Beyond the HapMap 1000 Genomes An international research consortium formed to create the most detailed and medically useful picture to date of human genetic variation. The project involves sequencing the genomes of approximately 1200 people from around the world and receives major support from the Wellcome Trust Sanger Institute in Hinxton, England, the Beijing Genomics Institute Shenzhen in China and the National Human Genome Research Institute (NHGRI), part of the National Institutes of Health (NIH). Wellcome Trust Sanger InstituteBeijing Genomics Institute ShenzhenNational Human Genome Research Institute National Institutes of Health
1000 Genomes An international research consortium formed to create the most detailed and medically useful picture to date of human genetic variation. The project involves sequencing the genomes of approximately 1200 people from around the world and receives major support from the Wellcome Trust Sanger Institute in Hinxton, England, the Beijing Genomics Institute Shenzhen in China and the National Human Genome Research Institute (NHGRI), part of the National Institutes of Health (NIH).Wellcome Trust Sanger InstituteBeijing Genomics Institute ShenzhenNational Human Genome Research InstituteNational Institutes of Health
www.1000genomes.org The goal of the 1000 Genomes Project is to find most genetic variants that have frequencies of at least 1% in the populations studied
Both Affymetrix and Illumina’s newest genotyping platforms include variants discovered in the 1000 genomes project.
Illumina HumanOmni1-Quad BeadChip Kits 4-sample Contains aggressively selected SNP and CNV probes Markers derived from the 1,000 Genomes Project, all three HapMap phases, and recently published studies. >1 Mln available assays per sample, containing carefully selected content that delivers dense coverage of the human genome and targets regions known to play a role in human disease. SNP selection optimized to maintain comprehensive genomic coverage, while reducing tag SNP redundancy.

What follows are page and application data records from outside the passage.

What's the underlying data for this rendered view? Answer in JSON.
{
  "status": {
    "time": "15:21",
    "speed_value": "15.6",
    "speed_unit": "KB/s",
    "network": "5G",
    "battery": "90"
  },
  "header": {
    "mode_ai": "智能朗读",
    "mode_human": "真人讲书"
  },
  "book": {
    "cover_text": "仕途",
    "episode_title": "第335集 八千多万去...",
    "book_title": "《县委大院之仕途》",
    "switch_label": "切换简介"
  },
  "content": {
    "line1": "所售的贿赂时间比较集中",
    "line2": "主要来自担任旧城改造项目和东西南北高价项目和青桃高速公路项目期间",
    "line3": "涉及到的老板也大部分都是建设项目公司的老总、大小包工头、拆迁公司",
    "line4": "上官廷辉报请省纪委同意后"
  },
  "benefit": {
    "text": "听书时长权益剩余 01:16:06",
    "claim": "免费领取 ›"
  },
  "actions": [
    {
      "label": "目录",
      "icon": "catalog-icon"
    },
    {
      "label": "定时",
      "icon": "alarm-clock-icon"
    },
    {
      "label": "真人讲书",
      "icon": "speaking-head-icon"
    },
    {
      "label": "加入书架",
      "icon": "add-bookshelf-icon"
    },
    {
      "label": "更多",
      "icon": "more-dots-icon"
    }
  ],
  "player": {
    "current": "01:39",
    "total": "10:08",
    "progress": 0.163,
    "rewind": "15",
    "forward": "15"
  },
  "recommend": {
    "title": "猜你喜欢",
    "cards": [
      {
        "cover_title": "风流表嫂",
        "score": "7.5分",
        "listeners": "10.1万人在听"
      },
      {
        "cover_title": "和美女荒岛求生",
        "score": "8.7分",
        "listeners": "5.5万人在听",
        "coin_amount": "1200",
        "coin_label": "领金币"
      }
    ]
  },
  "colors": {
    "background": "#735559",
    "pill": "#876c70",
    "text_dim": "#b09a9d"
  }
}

This has enabled the inclusion of additional content carefully chosen to target high-value regions of the genome and new coding variants identified by the 1000 Genomes Project including: ABO blood typing SNPs, cSNPs, disease-associated SNPs, eSNPs, SNPs in mRNA splice sites, Absorption, Distribution, Metabolism and Excretion (ADME genes), Ancestry-Informative Markers (AIMs), HLA complexes, indels, introns, MHC regions, miRNA binding sites, mitochondrial DNA, pseudoautosomal region (PAR), promoter regions, and Y-chromosome
Illumina HumanOmni1-Quad BeadChip Kits Includes 10,000 SNPs targeting four 1Mb regions known to be associated with three or more human diseases > 31,000 SNPs predicted to be non-synonymous; 40,000 SNPs covering an additional 100 intervals surrounding published peak markers from the NHGRI GWAS database; and the remaining top single-marker associated SNPs from the GWAS database. High density markers with a median spacing of 1.2 kb ensure the highest level of resolution for CNV identification in the industry A complete optimization of the BeadChip design increases the available complexity, while reducing the amount of required DNA to 200 ng